Source records
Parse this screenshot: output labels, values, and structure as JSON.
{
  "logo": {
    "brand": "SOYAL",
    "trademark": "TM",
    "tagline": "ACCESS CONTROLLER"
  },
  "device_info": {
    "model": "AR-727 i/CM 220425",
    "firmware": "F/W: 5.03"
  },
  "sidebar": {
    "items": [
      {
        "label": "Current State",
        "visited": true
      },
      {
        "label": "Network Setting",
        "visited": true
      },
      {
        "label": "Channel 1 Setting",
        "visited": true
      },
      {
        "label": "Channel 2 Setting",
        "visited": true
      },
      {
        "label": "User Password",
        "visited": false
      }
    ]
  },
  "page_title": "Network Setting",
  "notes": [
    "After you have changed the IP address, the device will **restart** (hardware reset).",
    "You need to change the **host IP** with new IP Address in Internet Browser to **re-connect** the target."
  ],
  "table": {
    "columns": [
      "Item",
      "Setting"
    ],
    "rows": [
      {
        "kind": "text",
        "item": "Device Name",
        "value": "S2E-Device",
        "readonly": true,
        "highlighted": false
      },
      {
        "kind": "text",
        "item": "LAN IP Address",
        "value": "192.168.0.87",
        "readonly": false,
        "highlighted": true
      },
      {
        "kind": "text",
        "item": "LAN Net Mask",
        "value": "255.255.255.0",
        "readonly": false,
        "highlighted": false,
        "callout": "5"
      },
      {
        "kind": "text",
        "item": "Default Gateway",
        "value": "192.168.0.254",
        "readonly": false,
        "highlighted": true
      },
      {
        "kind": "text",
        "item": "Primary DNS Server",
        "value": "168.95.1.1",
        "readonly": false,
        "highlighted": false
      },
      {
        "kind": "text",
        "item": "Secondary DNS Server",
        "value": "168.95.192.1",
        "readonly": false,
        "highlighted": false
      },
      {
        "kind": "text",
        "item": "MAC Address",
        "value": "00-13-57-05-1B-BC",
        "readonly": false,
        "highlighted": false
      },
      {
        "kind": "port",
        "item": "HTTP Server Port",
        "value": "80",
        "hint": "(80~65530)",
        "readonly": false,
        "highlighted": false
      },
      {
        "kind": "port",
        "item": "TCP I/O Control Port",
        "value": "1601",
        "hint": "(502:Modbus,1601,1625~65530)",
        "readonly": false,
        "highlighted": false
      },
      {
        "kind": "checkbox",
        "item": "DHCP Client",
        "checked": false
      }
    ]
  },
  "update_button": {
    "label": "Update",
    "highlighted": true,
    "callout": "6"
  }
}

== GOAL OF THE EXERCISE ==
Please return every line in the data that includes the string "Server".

== YOUR RESPONSE ==
        "item": "Primary DNS Server",
        "item": "Secondary DNS Server",
        "item": "HTTP Server Port",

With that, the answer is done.